Recently I wrote a post about why some people might choose psychiatric medication over seeing a therapist. (Fine, so it wasn’t that recent. >.<) I promised a followup post about a belief that I hold concurrently–everyone should see a therapist.
Now, before everyone freaks out, let it be known that I say “everyone” only in the most theoretical of ways. Meaning that, I recognize that as things are today, what I’m proposing isn’t really possible. But in the Happy Fun Miriam Land of the future, where stigma against mental healthcare is gone, insurance coverage is reasonable and available to the majority of people, and research has identified effective therapeutic interventions for most mental problems, everyone should and would be able to go to therapy.
For now, I’ll qualify what I’m saying with this: if you are able to see a therapist, you should, and if you are able to take your children to see a therapist, you should.
Well, why do we have regular dental and physical checkups? Why do children receive vaccines? Why do we make an appointment with a doctor when we think we’re coming down with something serious?
Hopefully the answers to those questions are self-evident.
Clearly, it is acceptable–and even expected–that people seek two types of healthcare throughout their lives: preventative and palliative. We should see a doctor regularly to make sure that nothing’s going seriously wrong with our bodies, and we should see a doctor when we suspect that something IS going seriously wrong with our bodies.
This much isn’t in dispute. But what about our minds?
For the most part, people wait until things are really, REALLY wrong with their mental state before they go see a psychologist. (And some don’t go even then, but that’s a different story.) For instance, I didn’t see a psychiatrist for my depression until I wanted to kill myself. People with eating disorders typically don’t receive care until they’re dying, or close to it. People with anxiety issues don’t get help until their anxiety is preventing them from having any semblance of a normal life.

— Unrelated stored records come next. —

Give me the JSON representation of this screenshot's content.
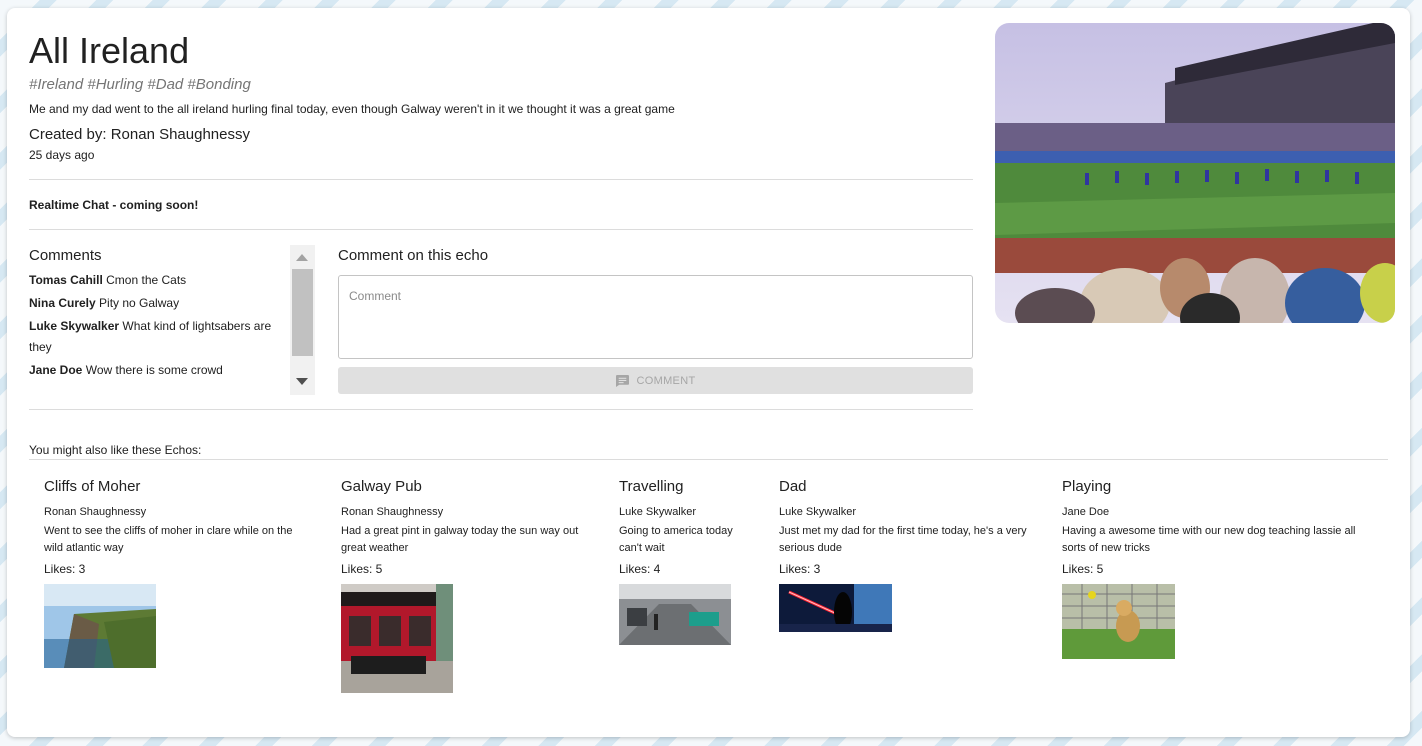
{
  "echo": {
    "title": "All Ireland",
    "tags": "#Ireland #Hurling #Dad #Bonding",
    "description": "Me and my dad went to the all ireland hurling final today, even though Galway weren't in it we thought it was a great game",
    "created_by": "Created by: Ronan Shaughnessy",
    "time_ago": "25 days ago"
  },
  "realtime_chat": "Realtime Chat - coming soon!",
  "comments": {
    "title": "Comments",
    "items": [
      {
        "author": "Tomas Cahill",
        "text": "Cmon the Cats"
      },
      {
        "author": "Nina Curely",
        "text": "Pity no Galway"
      },
      {
        "author": "Luke Skywalker",
        "text": "What kind of lightsabers are they"
      },
      {
        "author": "Jane Doe",
        "text": "Wow there is some crowd"
      }
    ]
  },
  "compose": {
    "title": "Comment on this echo",
    "placeholder": "Comment",
    "button_label": "COMMENT",
    "button_icon": "chat-icon"
  },
  "hero_image": {
    "icon": "stadium-photo"
  },
  "also_like": {
    "label": "You might also like these Echos:",
    "items": [
      {
        "title": "Cliffs of Moher",
        "author": "Ronan Shaughnessy",
        "description": "Went to see the cliffs of moher in clare while on the wild atlantic way",
        "likes": "Likes: 3"
      },
      {
        "title": "Galway Pub",
        "author": "Ronan Shaughnessy",
        "description": "Had a great pint in galway today the sun way out great weather",
        "likes": "Likes: 5"
      },
      {
        "title": "Travelling",
        "author": "Luke Skywalker",
        "description": "Going to america today can't wait",
        "likes": "Likes: 4"
      },
      {
        "title": "Dad",
        "author": "Luke Skywalker",
        "description": "Just met my dad for the first time today, he's a very serious dude",
        "likes": "Likes: 3"
      },
      {
        "title": "Playing",
        "author": "Jane Doe",
        "description": "Having a awesome time with our new dog teaching lassie all sorts of new tricks",
        "likes": "Likes: 5"
      }
    ]
  }
}
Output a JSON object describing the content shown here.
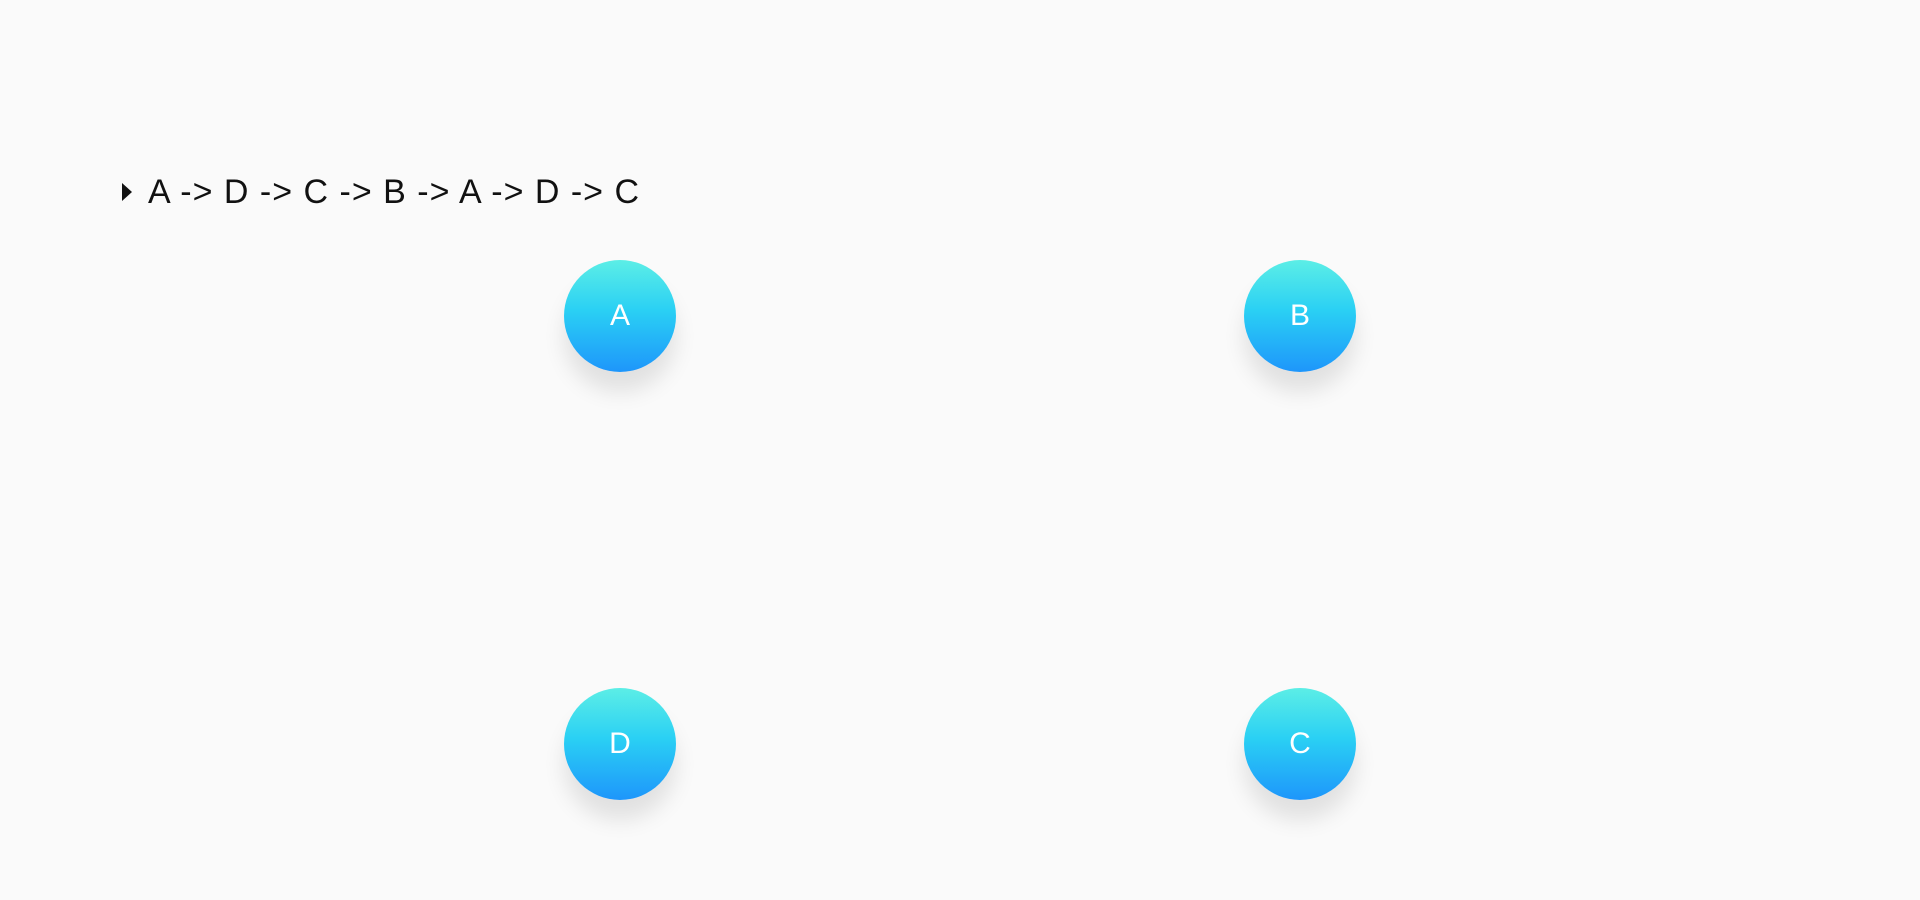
{
  "path": {
    "text": "A -> D -> C -> B -> A -> D -> C"
  },
  "nodes": {
    "a": {
      "label": "A"
    },
    "b": {
      "label": "B"
    },
    "c": {
      "label": "C"
    },
    "d": {
      "label": "D"
    }
  },
  "colors": {
    "background": "#fafafa",
    "node_gradient_top": "#5ceee6",
    "node_gradient_mid": "#2ad0f4",
    "node_gradient_bottom": "#1e96fb",
    "node_text": "#ffffff",
    "path_text": "#111111"
  },
  "icons": {
    "toggle": "caret-right-icon"
  }
}
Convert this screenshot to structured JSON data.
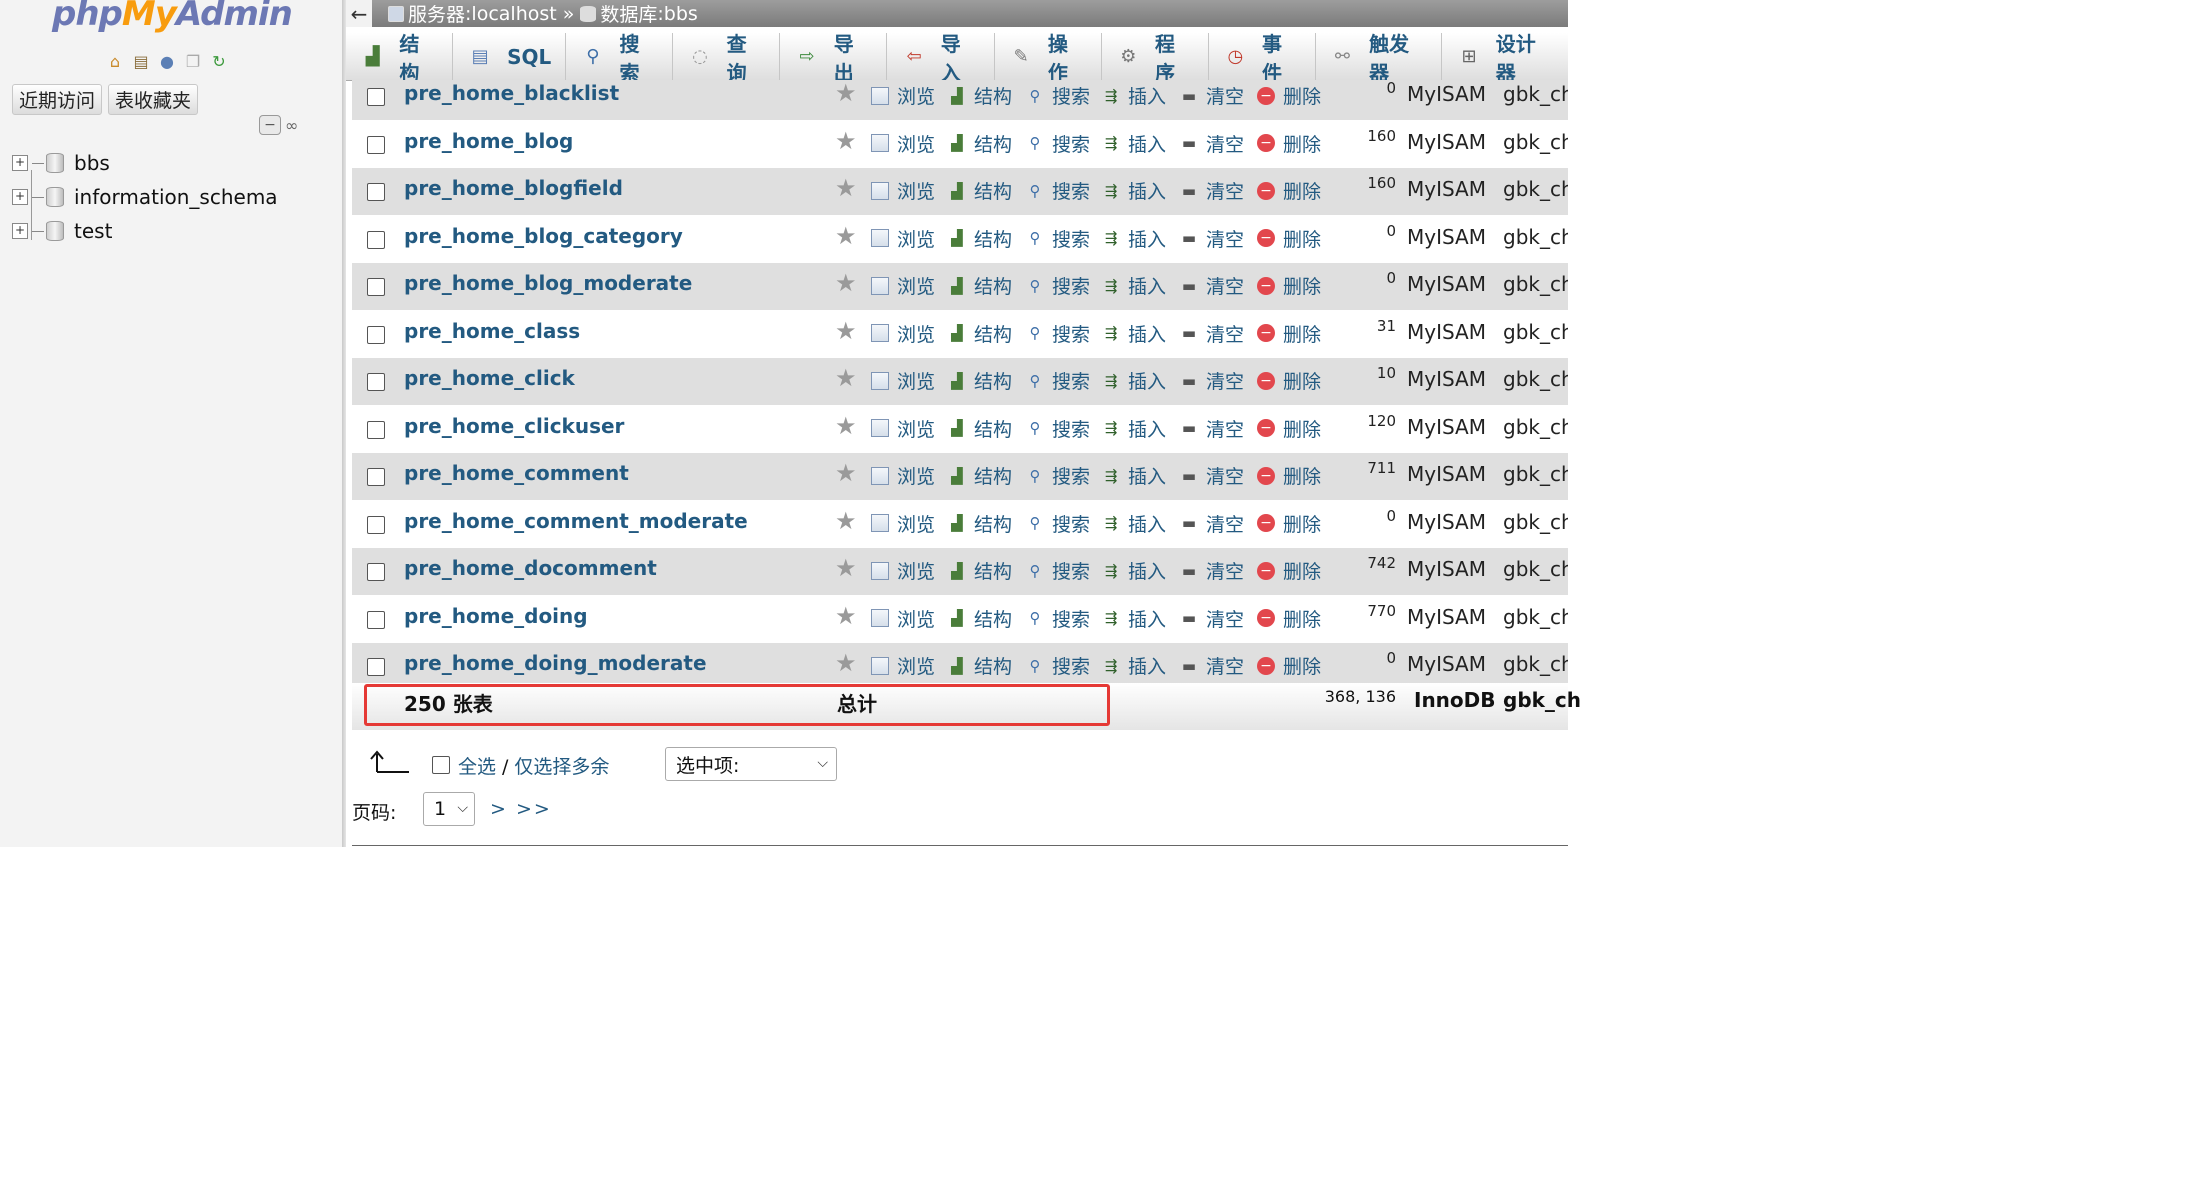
{
  "nav": {
    "logo": {
      "php": "php",
      "my": "My",
      "admin": "Admin"
    },
    "icons": [
      "home-icon",
      "exit-icon",
      "help-icon",
      "docs-icon",
      "reload-icon"
    ],
    "tabs": [
      "近期访问",
      "表收藏夹"
    ],
    "databases": [
      "bbs",
      "information_schema",
      "test"
    ]
  },
  "breadcrumb": {
    "server_label": "服务器",
    "server": "localhost",
    "sep": "»",
    "db_label": "数据库",
    "db": "bbs"
  },
  "tabs": [
    {
      "label": "结构",
      "icon": "structure-icon"
    },
    {
      "label": "SQL",
      "icon": "sql-icon"
    },
    {
      "label": "搜索",
      "icon": "search-icon"
    },
    {
      "label": "查询",
      "icon": "query-icon"
    },
    {
      "label": "导出",
      "icon": "export-icon"
    },
    {
      "label": "导入",
      "icon": "import-icon"
    },
    {
      "label": "操作",
      "icon": "wrench-icon"
    },
    {
      "label": "程序",
      "icon": "routines-icon"
    },
    {
      "label": "事件",
      "icon": "events-icon"
    },
    {
      "label": "触发器",
      "icon": "triggers-icon"
    },
    {
      "label": "设计器",
      "icon": "designer-icon"
    }
  ],
  "actions": {
    "browse": "浏览",
    "structure": "结构",
    "search": "搜索",
    "insert": "插入",
    "empty": "清空",
    "drop": "删除"
  },
  "tables": [
    {
      "name": "pre_home_blacklist",
      "rows": "0",
      "engine": "MyISAM",
      "collation": "gbk_ch"
    },
    {
      "name": "pre_home_blog",
      "rows": "160",
      "engine": "MyISAM",
      "collation": "gbk_ch"
    },
    {
      "name": "pre_home_blogfield",
      "rows": "160",
      "engine": "MyISAM",
      "collation": "gbk_ch"
    },
    {
      "name": "pre_home_blog_category",
      "rows": "0",
      "engine": "MyISAM",
      "collation": "gbk_ch"
    },
    {
      "name": "pre_home_blog_moderate",
      "rows": "0",
      "engine": "MyISAM",
      "collation": "gbk_ch"
    },
    {
      "name": "pre_home_class",
      "rows": "31",
      "engine": "MyISAM",
      "collation": "gbk_ch"
    },
    {
      "name": "pre_home_click",
      "rows": "10",
      "engine": "MyISAM",
      "collation": "gbk_ch"
    },
    {
      "name": "pre_home_clickuser",
      "rows": "120",
      "engine": "MyISAM",
      "collation": "gbk_ch"
    },
    {
      "name": "pre_home_comment",
      "rows": "711",
      "engine": "MyISAM",
      "collation": "gbk_ch"
    },
    {
      "name": "pre_home_comment_moderate",
      "rows": "0",
      "engine": "MyISAM",
      "collation": "gbk_ch"
    },
    {
      "name": "pre_home_docomment",
      "rows": "742",
      "engine": "MyISAM",
      "collation": "gbk_ch"
    },
    {
      "name": "pre_home_doing",
      "rows": "770",
      "engine": "MyISAM",
      "collation": "gbk_ch"
    },
    {
      "name": "pre_home_doing_moderate",
      "rows": "0",
      "engine": "MyISAM",
      "collation": "gbk_ch"
    }
  ],
  "summary": {
    "count": "250 张表",
    "label": "总计",
    "rows": "368, 136",
    "engine": "InnoDB",
    "collation": "gbk_ch"
  },
  "bottom": {
    "check_all": "全选",
    "slash": "/",
    "check_overhead": "仅选择多余",
    "with_selected": "选中项:",
    "page_label": "页码:",
    "page_value": "1",
    "page_next": "> >>"
  },
  "colors": {
    "link": "#235a81",
    "highlight": "#e53935",
    "row_alt": "#dfdfdf"
  }
}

Like most physical maladies, mental illnesses don’t just come out of nowhere. They usually develop from years and years of poor coping strategies and maladaptive beliefs. For instance, I remember being as young as 6 and constantly thinking that everyone secretly hates me, nobody wants to be my friend, and everyone’s talking behind my back. Guess what? When I was 18, I still basically believed that. Except by then, my beliefs had become self-fulfilling prophesies, and they had reinforced themselves until it became nearly impossible to get rid of them. Wouldn’t it have been so much easier if a child psychologist had helped me get over them 15 years ago?
My little brother, age 10, thinks he’s ugly. He has adorable curly hair, itty-bitty freckles on his face, and beautiful blue eyes. He’s thin and athletic, but thinks his stomach is fat and sometimes does crunches in his room. He hasn’t really learned how to make friends yet, and he has nobody to teach him. As a result, he thinks nobody will ever want to be his friend, and he chooses to brag and show off for attention rather than try to make other kids want to be his friends.
My brother does not have depression, an eating disorder, or even–believe it or not–a serious case of narcissism. What he also doesn’t have, however, are effective mental tools for interpreting the world and for being happy. And he’s not going to find these tools on his own.
What if, in addition to physical checkups to make sure that kids’ bodies are developing correctly, that they’re learning good hygiene, and that they’re eating well and exercising, we also had regular mental checkups to make sure they’re developing good mental habits?
Clearly, not everybody is going to need constant mental healthcare like I do, and like everyone else with a serious mental illness does. Most people would be totally fine checking in with a trusted family therapist every once in a while. But others, like my brother, would seriously benefit from catching the problem before it mushrooms into the sort of thing that I went through.
Even if people never do develop diagnosable mental illnesses, unhappy children often grow into unhappy adults. Ever had a boss who made your life miserable by demanding constant ass-kissing to protect her fragile ego? Ever dated a guy whose fear of commitment destroyed the relationship? Ever had a bully in high school whose inability to relate to others in a positive way greatly affected your own life?
These people have psychological issues. I’m not saying that in a degrading way at all; many people have issues. But because most people don’t think that they should see a therapist unless they want to off themselves, people like these usually don’t get help.
Although I strongly despise the mindset that people with mental problems should be treated as personal inconveniences, the fact is that people do affect each other emotionally. Imagine if every time someone got a contagious illness, all they could do was just continue going about their daily lives until it passed, infecting everyone they came into close contact with. Luckily, that’s not how it works; most people go see a doctor when they realize they’ve come down with something. What if people did the same for mental problems?
I think that’d be a much more pleasant world to live in.
And I promise I’m not just saying that because I’m going to be a therapist and want money.